Items from a dataset
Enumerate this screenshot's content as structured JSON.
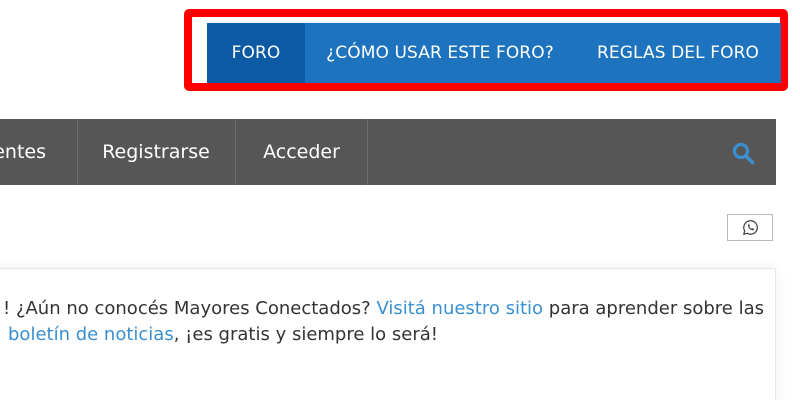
{
  "top_nav": {
    "items": [
      {
        "label": "FORO",
        "active": true
      },
      {
        "label": "¿CÓMO USAR ESTE FORO?"
      },
      {
        "label": "REGLAS DEL FORO"
      }
    ]
  },
  "main_nav": {
    "items": [
      {
        "label": "entes"
      },
      {
        "label": "Registrarse"
      },
      {
        "label": "Acceder"
      }
    ],
    "search_icon": "search-icon"
  },
  "share": {
    "icon": "whatsapp-icon"
  },
  "notice": {
    "line1_prefix": "! ¿Aún no conocés Mayores Conectados? ",
    "line1_link": "Visitá nuestro sitio",
    "line1_suffix": " para aprender sobre las",
    "line2_link": "boletín de noticias",
    "line2_suffix": ", ¡es gratis y siempre lo será!"
  },
  "colors": {
    "highlight_border": "#ff0000",
    "top_nav_bg": "#1e73be",
    "top_nav_active_bg": "#0b5aa3",
    "main_nav_bg": "#565656",
    "link": "#3a8fd0",
    "search_icon": "#3a8fd0"
  }
}
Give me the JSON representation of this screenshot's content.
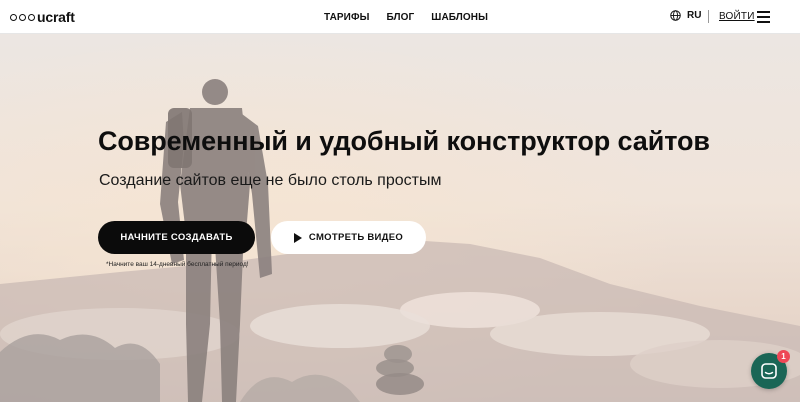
{
  "header": {
    "logo_text": "ucraft",
    "nav": [
      {
        "label": "ТАРИФЫ"
      },
      {
        "label": "БЛОГ"
      },
      {
        "label": "ШАБЛОНЫ"
      }
    ],
    "language": "RU",
    "login_label": "ВОЙТИ"
  },
  "hero": {
    "title": "Современный и удобный конструктор сайтов",
    "subtitle": "Создание сайтов еще не было столь простым",
    "primary_button": "НАЧНИТЕ СОЗДАВАТЬ",
    "secondary_button": "СМОТРЕТЬ ВИДЕО",
    "trial_note": "*Начните ваш 14-дневный бесплатный период!"
  },
  "chat": {
    "badge_count": "1",
    "accent_color": "#1a6656",
    "badge_color": "#ee4756"
  },
  "icons": {
    "globe": "globe-icon",
    "menu": "hamburger-menu-icon",
    "play": "play-icon",
    "chat": "chat-icon"
  }
}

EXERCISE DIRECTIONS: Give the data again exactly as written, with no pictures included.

RESULT OF THIS EXERCISE:
Enumerate this screenshot's content as structured JSON.
{
  "top_nav": {
    "items": [
      {
        "label": "FORO",
        "active": true
      },
      {
        "label": "¿CÓMO USAR ESTE FORO?"
      },
      {
        "label": "REGLAS DEL FORO"
      }
    ]
  },
  "main_nav": {
    "items": [
      {
        "label": "entes"
      },
      {
        "label": "Registrarse"
      },
      {
        "label": "Acceder"
      }
    ],
    "search_icon": "search-icon"
  },
  "share": {
    "icon": "whatsapp-icon"
  },
  "notice": {
    "line1_prefix": "! ¿Aún no conocés Mayores Conectados? ",
    "line1_link": "Visitá nuestro sitio",
    "line1_suffix": " para aprender sobre las",
    "line2_link": "boletín de noticias",
    "line2_suffix": ", ¡es gratis y siempre lo será!"
  },
  "colors": {
    "highlight_border": "#ff0000",
    "top_nav_bg": "#1e73be",
    "top_nav_active_bg": "#0b5aa3",
    "main_nav_bg": "#565656",
    "link": "#3a8fd0",
    "search_icon": "#3a8fd0"
  }
}
Give me the JSON representation of this screenshot's content.
{
  "header": {
    "logo_text": "ucraft",
    "nav": [
      {
        "label": "ТАРИФЫ"
      },
      {
        "label": "БЛОГ"
      },
      {
        "label": "ШАБЛОНЫ"
      }
    ],
    "language": "RU",
    "login_label": "ВОЙТИ"
  },
  "hero": {
    "title": "Современный и удобный конструктор сайтов",
    "subtitle": "Создание сайтов еще не было столь простым",
    "primary_button": "НАЧНИТЕ СОЗДАВАТЬ",
    "secondary_button": "СМОТРЕТЬ ВИДЕО",
    "trial_note": "*Начните ваш 14-дневный бесплатный период!"
  },
  "chat": {
    "badge_count": "1",
    "accent_color": "#1a6656",
    "badge_color": "#ee4756"
  },
  "icons": {
    "globe": "globe-icon",
    "menu": "hamburger-menu-icon",
    "play": "play-icon",
    "chat": "chat-icon"
  }
}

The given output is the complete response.